Saul Bellow’s eldest son is a retired psychoanalyst, a profession that suited him because he was “able to relate to boys who suffered broken hearts,” Greg Bellow writes in Saul Bellow’s Heart: A Son’s Memoir.
The emotional anguish Greg suffered in childhood was the result of a father who pursued “a life where everything and everyone was subordinated to art,” who engaged in “epic philandering” that contributed to the dissolution of four marriages and drove a wedge between him and his firstborn child.
But Greg Bellow’s memoir is not a bitter screed about an absentee father who cared more about fictional creations than real people. It’s a balanced exposé of a Nobel Prize-winning author whose memorable, fallible narrators (including in “The Adventures of Augie March,” “Herzog,” and “Henderson the Rain King”) closely resemble Saul Bellow at various stages of his emotional and intellectual lives.
“My father’s novels are full of well-meaning friends, lawyers, schemers, and advisers brimming with helpful solutions for a series of narrators.
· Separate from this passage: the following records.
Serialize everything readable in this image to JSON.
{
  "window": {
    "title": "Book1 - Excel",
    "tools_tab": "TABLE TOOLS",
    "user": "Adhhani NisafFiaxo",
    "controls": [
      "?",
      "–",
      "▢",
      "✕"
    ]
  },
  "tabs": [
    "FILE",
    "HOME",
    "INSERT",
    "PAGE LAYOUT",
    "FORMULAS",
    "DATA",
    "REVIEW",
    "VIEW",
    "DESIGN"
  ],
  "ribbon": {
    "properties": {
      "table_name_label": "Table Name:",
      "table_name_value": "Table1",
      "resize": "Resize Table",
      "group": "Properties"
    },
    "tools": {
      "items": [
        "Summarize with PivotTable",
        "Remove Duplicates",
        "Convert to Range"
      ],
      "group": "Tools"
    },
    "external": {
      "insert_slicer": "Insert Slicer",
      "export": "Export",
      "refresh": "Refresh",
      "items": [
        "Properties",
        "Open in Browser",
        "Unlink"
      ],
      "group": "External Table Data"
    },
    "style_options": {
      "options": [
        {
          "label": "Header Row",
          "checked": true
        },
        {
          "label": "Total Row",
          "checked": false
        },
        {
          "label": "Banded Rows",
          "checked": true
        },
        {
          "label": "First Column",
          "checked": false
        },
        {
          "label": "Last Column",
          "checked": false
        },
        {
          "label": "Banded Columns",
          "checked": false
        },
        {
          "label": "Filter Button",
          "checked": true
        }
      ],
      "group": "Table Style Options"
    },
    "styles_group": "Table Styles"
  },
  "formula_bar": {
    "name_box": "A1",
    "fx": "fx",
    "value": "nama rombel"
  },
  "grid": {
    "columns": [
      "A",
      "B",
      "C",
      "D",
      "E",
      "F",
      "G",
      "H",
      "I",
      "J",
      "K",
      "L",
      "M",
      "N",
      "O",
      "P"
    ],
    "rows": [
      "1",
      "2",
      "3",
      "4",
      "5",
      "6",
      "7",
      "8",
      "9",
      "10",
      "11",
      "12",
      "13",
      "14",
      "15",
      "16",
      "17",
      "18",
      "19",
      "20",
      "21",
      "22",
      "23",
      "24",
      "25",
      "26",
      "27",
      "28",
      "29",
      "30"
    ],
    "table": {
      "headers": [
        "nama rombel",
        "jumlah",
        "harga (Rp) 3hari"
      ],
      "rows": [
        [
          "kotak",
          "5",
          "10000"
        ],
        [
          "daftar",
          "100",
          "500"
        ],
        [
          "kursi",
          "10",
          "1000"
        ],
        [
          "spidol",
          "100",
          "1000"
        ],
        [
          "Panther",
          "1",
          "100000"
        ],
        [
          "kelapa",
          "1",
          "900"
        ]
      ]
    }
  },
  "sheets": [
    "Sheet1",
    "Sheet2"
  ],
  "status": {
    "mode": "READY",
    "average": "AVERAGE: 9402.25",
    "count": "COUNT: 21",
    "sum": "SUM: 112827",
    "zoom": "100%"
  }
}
Like Saul, his narrators usually ignore the advice and follow their own misguided efforts, which draw them into a destructive vortex.”
Bellow’s oeuvre has been examined many times by literary critics and biographers, but his son has unique insights into the author’s heart, born of long conversations over many years about topics that a less liberal parent would have avoided.
“Beginning in my adolescence, when the two of us were alone, my father would inquire after what he termed my inner life. Initially I was a bit confused, but soon realized he was asking me to consider whether or not I was content with myself. This began a regular dialogue we came to call ‘real conversations.’… they became a regular feature of our time together.”
The relationship between Greg and Saul is informed by Saul’s difficult relationship with his own father, Abraham, whose “failure to earn an adequate income aggravated his already volatile temper. He often blamed parenthood for his impoverishment and gave each of his boys a whack to cover their presumed sins when he got home from a day of hard work.”
Abraham thought Saul was emotionally soft, and he pressured his youngest son to enter the family’s coal business.
“When Saul resisted, Abraham derided him and his bookish friends with a vacuous tongue.”
Saul can be equally biting in his criticism, Greg writes, but he was not physically abusive.
“In conscious contrast to his father, Saul took pride in not hitting me and made a point of telling me so.”
And yet Saul’s abuse could be emotional and intellectual, as he took little interest in Greg’s career and acted recalcitrant towards other family members and longtime friends.
“[H]is self-justification: that his career as an artist entitled him to let people down with impunity.”
Which isn’t to say that Saul wasn’t betrayed by those closest to him, too. His second wife had a longtime affair with his best friend, and his son even now struggles to understand how his father could have been so deceived.
“The answers lie in his facility with logic, his inclination to trust, and his inability to see guile in others that his hardheaded older brothers would never have missed.”
Understanding Saul’s difficult relationships with women is central to understanding the man and his fiction, his son writes. Like Augie March, Saul was “adoptable,” and his demeanor “communicated a hint of softness and pliability that drew out protective feelings in women along with the illusion that they could shape Saul into what they wanted him to be.”
The illusion never lasted. And the young, dashing Saul, who was rebellious and humanistic, became more conservative and paternalistic with age, much to his son’s chagrin.
Changes also took place in how Saul was seen by others, particularly younger writers like Martin Amis and Jeffrey Eugenides, who knew Saul mostly through his writing. When Saul died in 2005, Greg felt shoved aside by these literary sons of Saul Bellow.
“As Saul’s firstborn, I believed our relationship to be sacrosanct until his funeral, an event filled with tributes to his literary accomplishments and anecdotes about his personal influence on those in attendance that set in motion my reconsideration of that long-held but unexamined belief.”
Ironically, he decides that the best way to examine his relationship with his father is by reading his father’s books. In the end, he knows that’s where Saul Bellow’s heart can be found.
Cameron Martin is a Monitor contributor.